KUALA LUMPUR: Big Blue Taxi Services founder Shamsubahrin Ismail has proposed that taxi providers follow his example in running the business to benefit drivers.
Speaking at a press conference at the Big Blue Taxi Services headquarters at Wisma Central here today, Shamsubahrin said he paid his taxi drivers a fixed salary of RM1,500 a month and a commission of 10% from their collected fares for the day.
“This can easily add up to RM3,000 a month for each taxi driver since, at minimum, a taxi driver can easily collect RM500 a day.”
He said while these drivers were serving their contracts, they did not have to pay for any maintenance or extra charges for petrol or gas as it would be borne by the company.
Taxi drivers who finish their five-year contract would be given ownership of the taxi.
“This will help ensure that taxi drivers perform well and ethically when on the job. Customers will also keep booking them because they like the driver.
“I teach my taxi drivers to be disciplined and to respect their customers.
“I tell them that if the customers have children with them, they should help the children into the taxi first.
“This is why customers like them and why they keep booking them. As a result, our income also increases.”
On another matter, Shamsubahrin said the money the Land Public Transport Commission (SPAD) planned to give to taxi drivers exiting the rental system could be put to better use if it was given to major taxi industry players in the country to supply more taxis instead.
He identified the major taxi providers as Naza Group Malaysia, Sunlight Taxi and Public Cab Sdn Bhd.
Shamsubahrin said in the past, 70% of drivers had failed to pay back their loans, which led to the loss of millions of ringgit.
“Where has that money gone? You have to remember that when the government gives money, it is the people’s money.”
Among the 11 initiatives in SPAD’s Taxi Industry Transformation Programme (TITP), approved by the Cabinet, qualified taxi drivers exiting the rental system will receive a cash grant of RM5,000 from the government to help them purchase a new vehicle.
Shamsubahrin claimed that TITP was not aimed at fixing the flaws in the current taxi industry, but was rather to clear the way to legalise ride-sharing services like Uber and Grab.
He claimed that initiatives that seemed to cater to taxi drivers were only to keep them complacent.
He added it was wrong to clear the way for Uber and Grab without first fixing problems in the current taxi industry.
“In Singapore, they have a very strong taxi industry and very strong Mercedes taxi industry. So they can allow Uber to do business in the country.
“I am not saying that we can never allow Uber, but hold it off for another two or three years to fix the issues in our current taxi industry first.”
Shamsubahrin said he had sent a letter to Prime Minister Najib Razak to meet and discuss the problems with the TITP and what should instead be implemented and enforced.
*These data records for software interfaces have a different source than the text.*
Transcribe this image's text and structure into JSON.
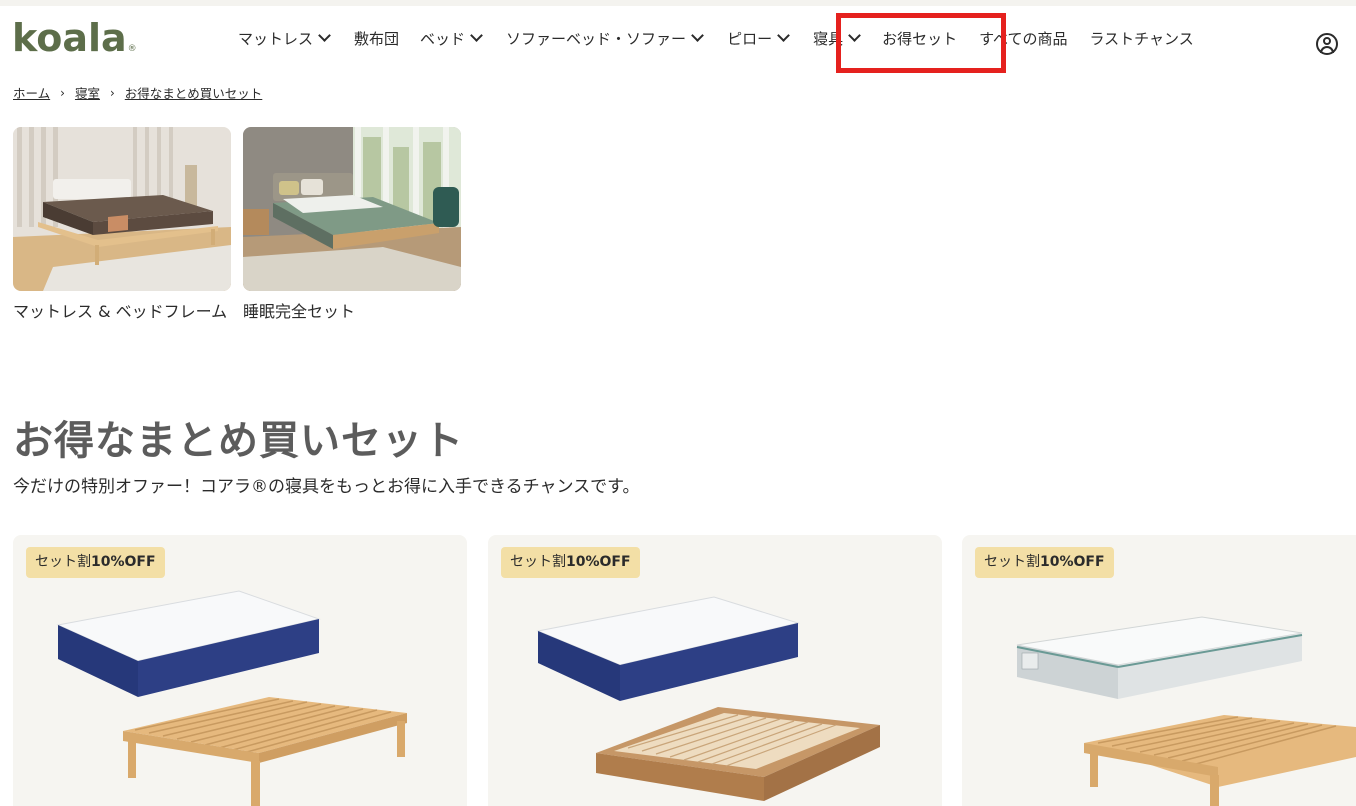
{
  "header": {
    "logo": "koala",
    "nav": [
      {
        "label": "マットレス",
        "dropdown": true
      },
      {
        "label": "敷布団",
        "dropdown": false
      },
      {
        "label": "ベッド",
        "dropdown": true
      },
      {
        "label": "ソファーベッド・ソファー",
        "dropdown": true
      },
      {
        "label": "ピロー",
        "dropdown": true
      },
      {
        "label": "寝具",
        "dropdown": true
      },
      {
        "label": "お得セット",
        "dropdown": false
      },
      {
        "label": "すべての商品",
        "dropdown": false
      },
      {
        "label": "ラストチャンス",
        "dropdown": false
      }
    ],
    "highlight_color": "#e5211e"
  },
  "breadcrumb": [
    "ホーム",
    "寝室",
    "お得なまとめ買いセット"
  ],
  "categories": [
    {
      "label": "マットレス & ベッドフレーム"
    },
    {
      "label": "睡眠完全セット"
    }
  ],
  "page": {
    "title": "お得なまとめ買いセット",
    "subtitle": "今だけの特別オファー！コアラ®の寝具をもっとお得に入手できるチャンスです。"
  },
  "products": [
    {
      "badge_prefix": "セット割",
      "badge_discount": "10%OFF"
    },
    {
      "badge_prefix": "セット割",
      "badge_discount": "10%OFF"
    },
    {
      "badge_prefix": "セット割",
      "badge_discount": "10%OFF"
    }
  ],
  "colors": {
    "brand": "#5d6e4a",
    "badge": "#f3dfa6",
    "card_bg": "#f6f5f1",
    "mattress_navy": "#26387a",
    "wood": "#e2b47a"
  }
}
“If they go ahead with this plan, then the taxi industry will die. If the prime minister does not want to entertain the needs of the taxi drivers, then there’s nothing much we can do about it unless we change the government.
“We want to support Barisan Nasional and I, personally, want to support Najib. But if they don’t care about the industry, then what else are we supposed to do?”